#### ABOUT THIS TASK:
How many lines below include the word "source"? State that number and nothing else.

#### INFORMATION SUPPLIED:
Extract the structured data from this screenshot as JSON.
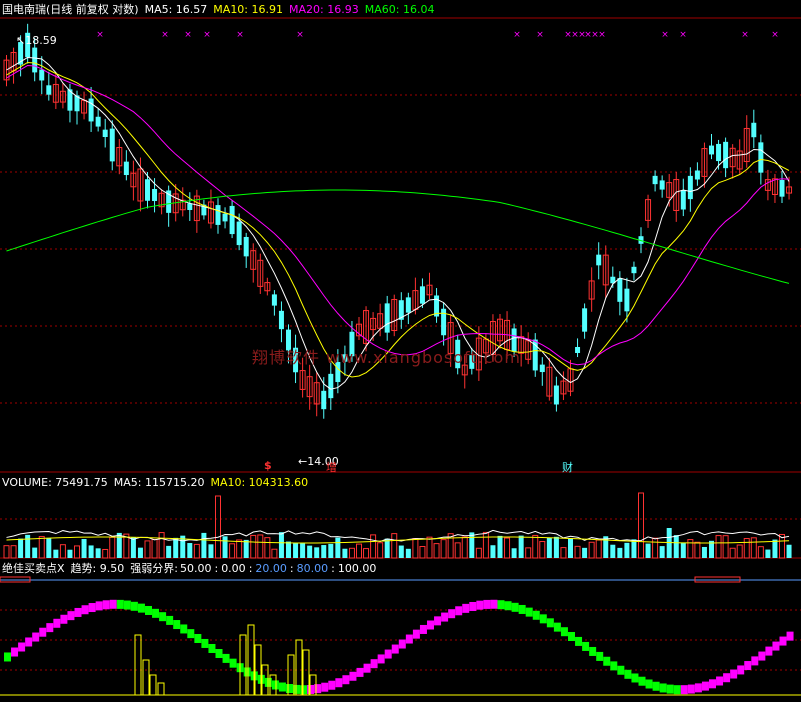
{
  "header": {
    "title": "国电南瑞(日线 前复权 对数)",
    "ma5_label": "MA5: 16.57",
    "ma10_label": "MA10: 16.91",
    "ma20_label": "MA20: 16.93",
    "ma60_label": "MA60: 16.04"
  },
  "price_panel": {
    "high_label": "18.59",
    "low_label": "14.00",
    "watermark": "翔博软件 www.xiangbosoft.com",
    "marker_dollar": "$",
    "marker_zeng": "增",
    "marker_cai": "财"
  },
  "volume_panel": {
    "volume_label": "VOLUME: 75491.75",
    "ma5_label": "MA5: 115715.20",
    "ma10_label": "MA10: 104313.60"
  },
  "indicator_panel": {
    "name_label": "绝佳买卖点X",
    "trend_label": "趋势: 9.50",
    "boundary_title": "强弱分界:",
    "b50": "50.00",
    "b0": "0.00",
    "b20": "20.00",
    "b80": "80.00",
    "b100": "100.00",
    "sep": ":"
  },
  "colors": {
    "up": "#ff3232",
    "down": "#54ffff",
    "ma5": "#ffffff",
    "ma10": "#ffff00",
    "ma20": "#ff00ff",
    "ma60": "#00ff00",
    "grid": "#a00000",
    "header_yellow": "#ffff00",
    "header_magenta": "#ff00ff",
    "header_green": "#00ff00",
    "indicator_blue": "#5a9cff"
  }
}
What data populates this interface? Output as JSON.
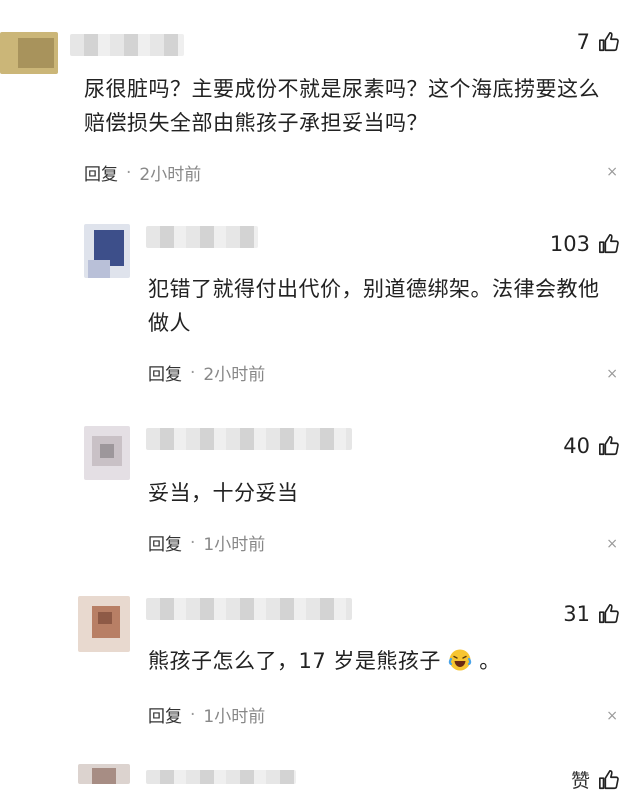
{
  "comments": [
    {
      "likes": "7",
      "text": "尿很脏吗？主要成份不就是尿素吗？这个海底捞要这么赔偿损失全部由熊孩子承担妥当吗？",
      "reply": "回复",
      "dot": "·",
      "time": "2小时前",
      "close": "×"
    },
    {
      "likes": "103",
      "text": "犯错了就得付出代价，别道德绑架。法律会教他做人",
      "reply": "回复",
      "dot": "·",
      "time": "2小时前",
      "close": "×"
    },
    {
      "likes": "40",
      "text": "妥当，十分妥当",
      "reply": "回复",
      "dot": "·",
      "time": "1小时前",
      "close": "×"
    },
    {
      "likes": "31",
      "text_before": "熊孩子怎么了，17 岁是熊孩子",
      "text_after": "。",
      "emoji": "laughing-crying-emoji",
      "reply": "回复",
      "dot": "·",
      "time": "1小时前",
      "close": "×"
    },
    {
      "likes_label": "赞"
    }
  ]
}
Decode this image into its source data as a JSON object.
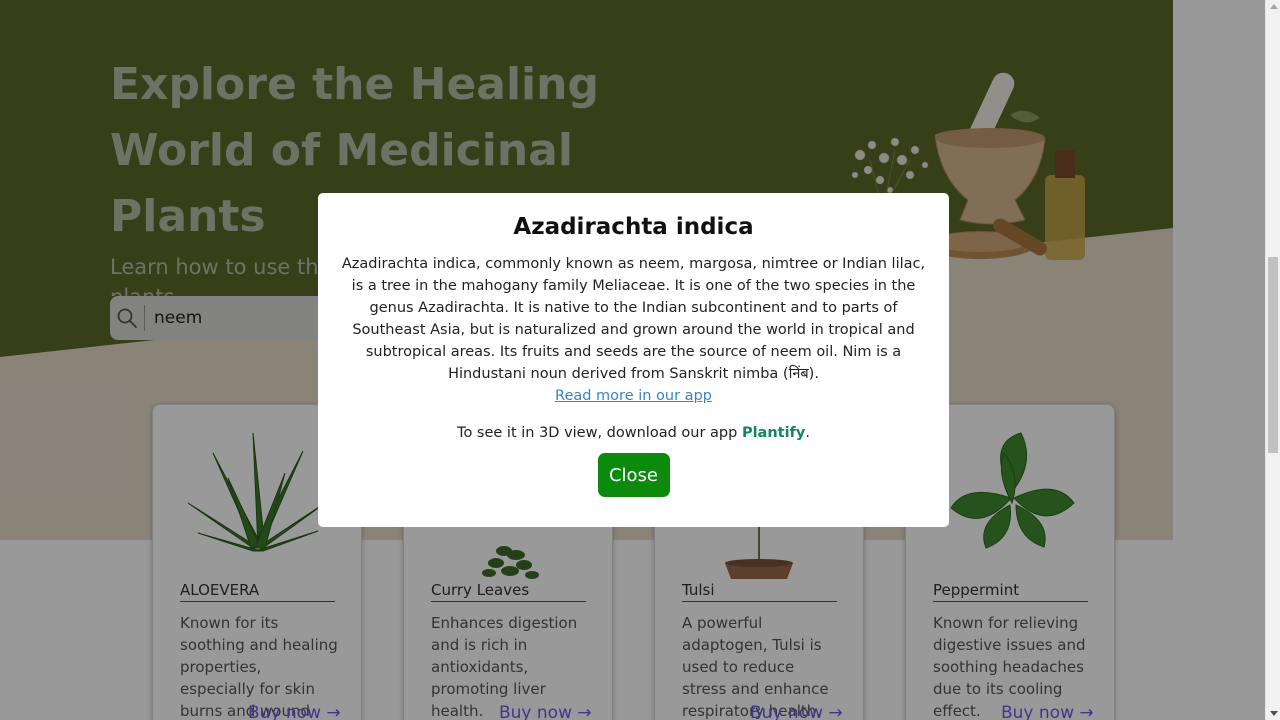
{
  "hero": {
    "title": "Explore the Healing World of Medicinal Plants",
    "subtitle": "Learn how to use the power of healing plants",
    "bg_green": "#5c6a2b",
    "bg_beige": "#e4dac9"
  },
  "search": {
    "value": "neem",
    "icon": "search-icon"
  },
  "cards": [
    {
      "name": "ALOEVERA",
      "desc": "Known for its soothing and healing properties, especially for skin burns and wound",
      "buy": "Buy now",
      "image": "aloe-vera-image"
    },
    {
      "name": "Curry Leaves",
      "desc": "Enhances digestion and is rich in antioxidants, promoting liver health.",
      "buy": "Buy now",
      "image": "curry-leaves-image"
    },
    {
      "name": "Tulsi",
      "desc": "A powerful adaptogen, Tulsi is used to reduce stress and enhance respiratory health.",
      "buy": "Buy now",
      "image": "tulsi-image"
    },
    {
      "name": "Peppermint",
      "desc": "Known for relieving digestive issues and soothing headaches due to its cooling effect.",
      "buy": "Buy now",
      "image": "peppermint-image"
    }
  ],
  "modal": {
    "title": "Azadirachta indica",
    "body": "Azadirachta indica, commonly known as neem, margosa, nimtree or Indian lilac, is a tree in the mahogany family Meliaceae. It is one of the two species in the genus Azadirachta. It is native to the Indian subcontinent and to parts of Southeast Asia, but is naturalized and grown around the world in tropical and subtropical areas. Its fruits and seeds are the source of neem oil. Nim is a Hindustani noun derived from Sanskrit nimba (निंब).",
    "read_more": "Read more in our app",
    "download_prefix": "To see it in 3D view, download our app ",
    "app_name": "Plantify",
    "download_suffix": ".",
    "close_label": "Close",
    "close_color": "#0b8a0b",
    "brand_color": "#11875a"
  }
}
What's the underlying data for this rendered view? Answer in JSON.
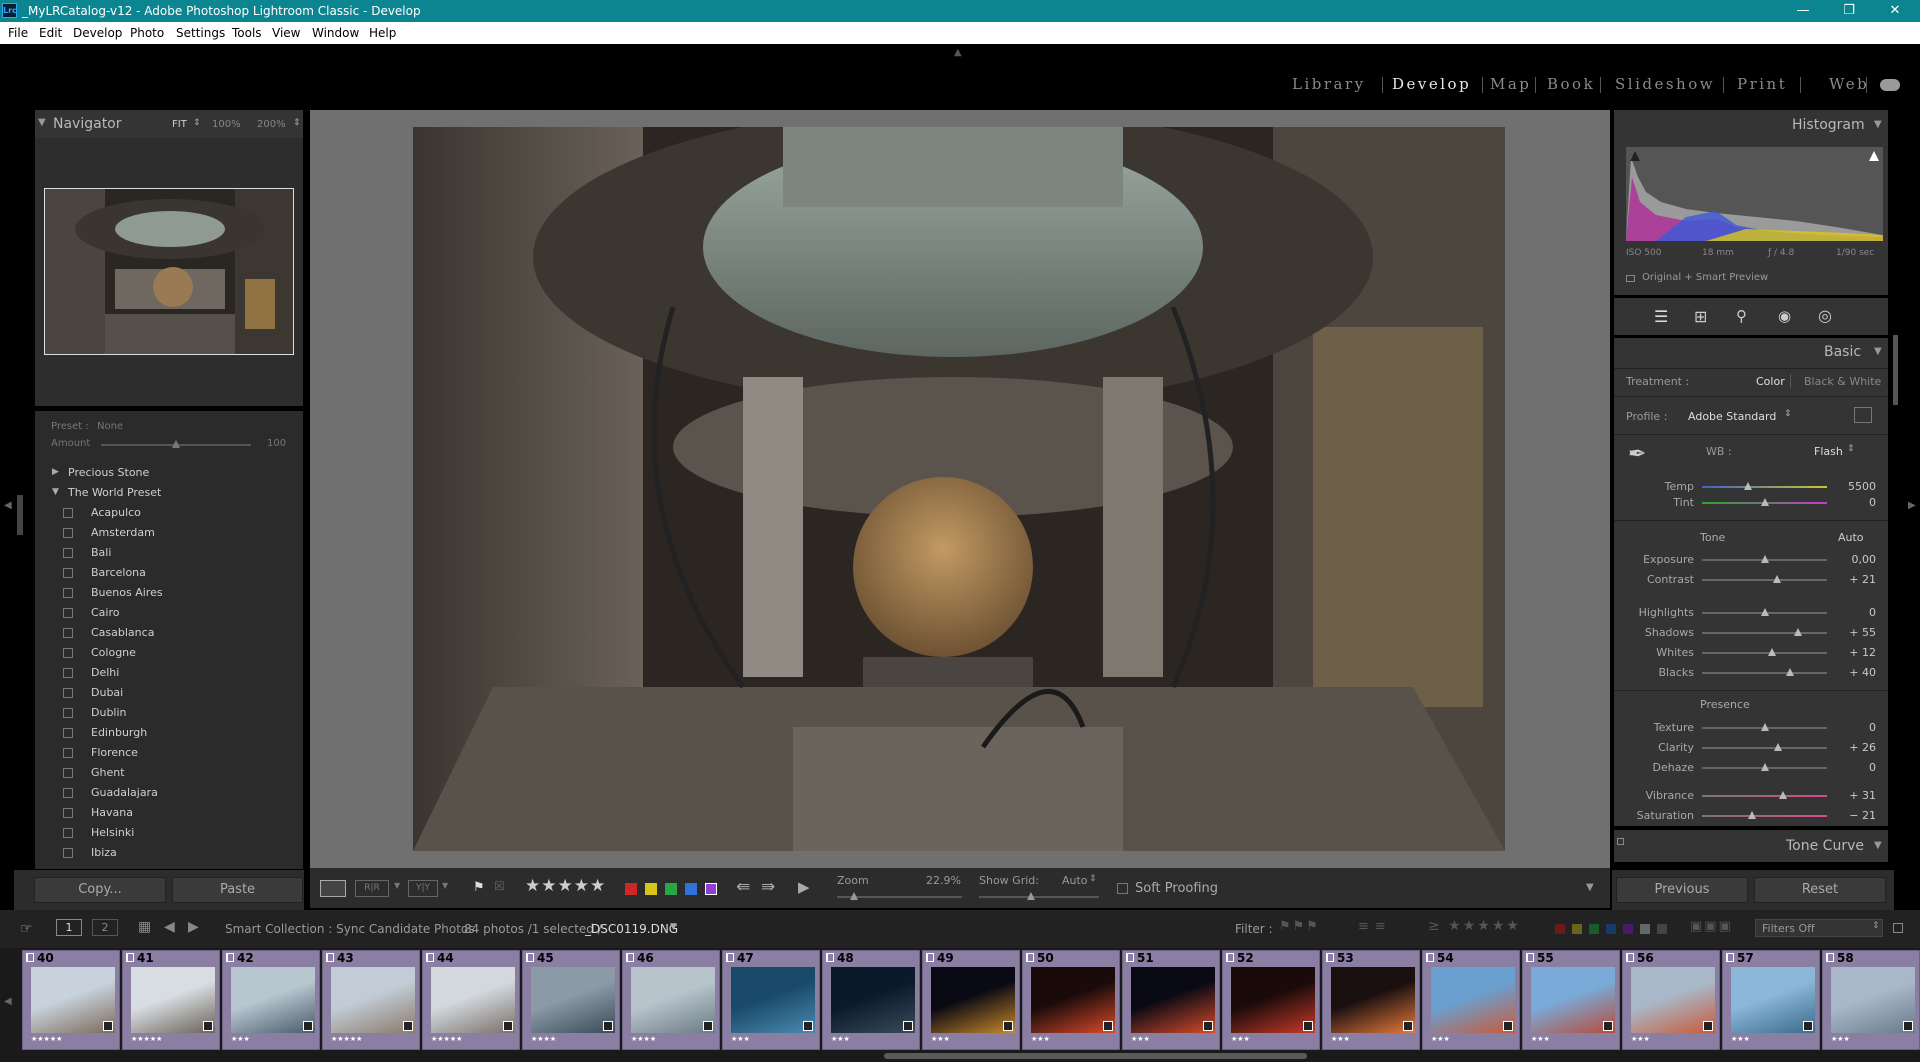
{
  "window": {
    "title": "_MyLRCatalog-v12 - Adobe Photoshop Lightroom Classic - Develop",
    "app_icon": "Lrc"
  },
  "menu": [
    "File",
    "Edit",
    "Develop",
    "Photo",
    "Settings",
    "Tools",
    "View",
    "Window",
    "Help"
  ],
  "modules": [
    "Library",
    "Develop",
    "Map",
    "Book",
    "Slideshow",
    "Print",
    "Web"
  ],
  "active_module": "Develop",
  "navigator": {
    "title": "Navigator",
    "zoom_options": [
      "FIT",
      "100%",
      "200%"
    ]
  },
  "preset_amount": {
    "preset_label": "Preset :",
    "preset_value": "None",
    "amount_label": "Amount",
    "amount_value": "100",
    "amount_level": 0.5
  },
  "presets": {
    "collapsed_group": "Precious Stone",
    "open_group": "The World Preset",
    "items": [
      "Acapulco",
      "Amsterdam",
      "Bali",
      "Barcelona",
      "Buenos Aires",
      "Cairo",
      "Casablanca",
      "Cologne",
      "Delhi",
      "Dubai",
      "Dublin",
      "Edinburgh",
      "Florence",
      "Ghent",
      "Guadalajara",
      "Havana",
      "Helsinki",
      "Ibiza"
    ]
  },
  "left_buttons": {
    "copy": "Copy...",
    "paste": "Paste"
  },
  "histogram": {
    "title": "Histogram",
    "iso": "ISO 500",
    "focal": "18 mm",
    "aperture": "ƒ / 4.8",
    "shutter": "1/90 sec",
    "preview": "Original + Smart Preview"
  },
  "basic": {
    "title": "Basic",
    "treatment_label": "Treatment :",
    "treatment_color": "Color",
    "treatment_bw": "Black & White",
    "profile_label": "Profile :",
    "profile_value": "Adobe Standard",
    "wb_label": "WB :",
    "wb_value": "Flash",
    "temp": {
      "label": "Temp",
      "value": "5500",
      "level": 0.37
    },
    "tint": {
      "label": "Tint",
      "value": "0",
      "level": 0.5
    },
    "tone_label": "Tone",
    "auto_label": "Auto",
    "tone": [
      {
        "label": "Exposure",
        "value": "0,00",
        "level": 0.5
      },
      {
        "label": "Contrast",
        "value": "+ 21",
        "level": 0.6
      },
      {
        "label": "Highlights",
        "value": "0",
        "level": 0.5
      },
      {
        "label": "Shadows",
        "value": "+ 55",
        "level": 0.77
      },
      {
        "label": "Whites",
        "value": "+ 12",
        "level": 0.56
      },
      {
        "label": "Blacks",
        "value": "+ 40",
        "level": 0.7
      }
    ],
    "presence_label": "Presence",
    "presence": [
      {
        "label": "Texture",
        "value": "0",
        "level": 0.5
      },
      {
        "label": "Clarity",
        "value": "+ 26",
        "level": 0.61
      },
      {
        "label": "Dehaze",
        "value": "0",
        "level": 0.5
      },
      {
        "label": "Vibrance",
        "value": "+ 31",
        "level": 0.65
      },
      {
        "label": "Saturation",
        "value": "− 21",
        "level": 0.4
      }
    ]
  },
  "tone_curve": {
    "title": "Tone Curve"
  },
  "right_buttons": {
    "previous": "Previous",
    "reset": "Reset"
  },
  "toolbar": {
    "zoom_label": "Zoom",
    "zoom_value": "22.9%",
    "show_grid_label": "Show Grid:",
    "show_grid_value": "Auto",
    "soft_proofing": "Soft Proofing"
  },
  "filmstrip_header": {
    "view1": "1",
    "view2": "2",
    "source": "Smart Collection : Sync Candidate Photos",
    "count": "84 photos /1 selected /",
    "filename": "_DSC0119.DNG",
    "filter_label": "Filter :",
    "filters_value": "Filters Off"
  },
  "filmstrip": [
    {
      "num": "40",
      "stars": "★★★★★"
    },
    {
      "num": "41",
      "stars": "★★★★★"
    },
    {
      "num": "42",
      "stars": "★★★"
    },
    {
      "num": "43",
      "stars": "★★★★★"
    },
    {
      "num": "44",
      "stars": "★★★★★"
    },
    {
      "num": "45",
      "stars": "★★★★"
    },
    {
      "num": "46",
      "stars": "★★★★"
    },
    {
      "num": "47",
      "stars": "★★★"
    },
    {
      "num": "48",
      "stars": "★★★"
    },
    {
      "num": "49",
      "stars": "★★★"
    },
    {
      "num": "50",
      "stars": "★★★"
    },
    {
      "num": "51",
      "stars": "★★★"
    },
    {
      "num": "52",
      "stars": "★★★"
    },
    {
      "num": "53",
      "stars": "★★★"
    },
    {
      "num": "54",
      "stars": "★★★"
    },
    {
      "num": "55",
      "stars": "★★★"
    },
    {
      "num": "56",
      "stars": "★★★"
    },
    {
      "num": "57",
      "stars": "★★★"
    },
    {
      "num": "58",
      "stars": "★★★"
    }
  ],
  "colors": {
    "titlebar": "#0b8690",
    "panel": "#343434",
    "center_bg": "#707070",
    "film_cell": "#8a7fa3"
  }
}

#### SOLUTION:
3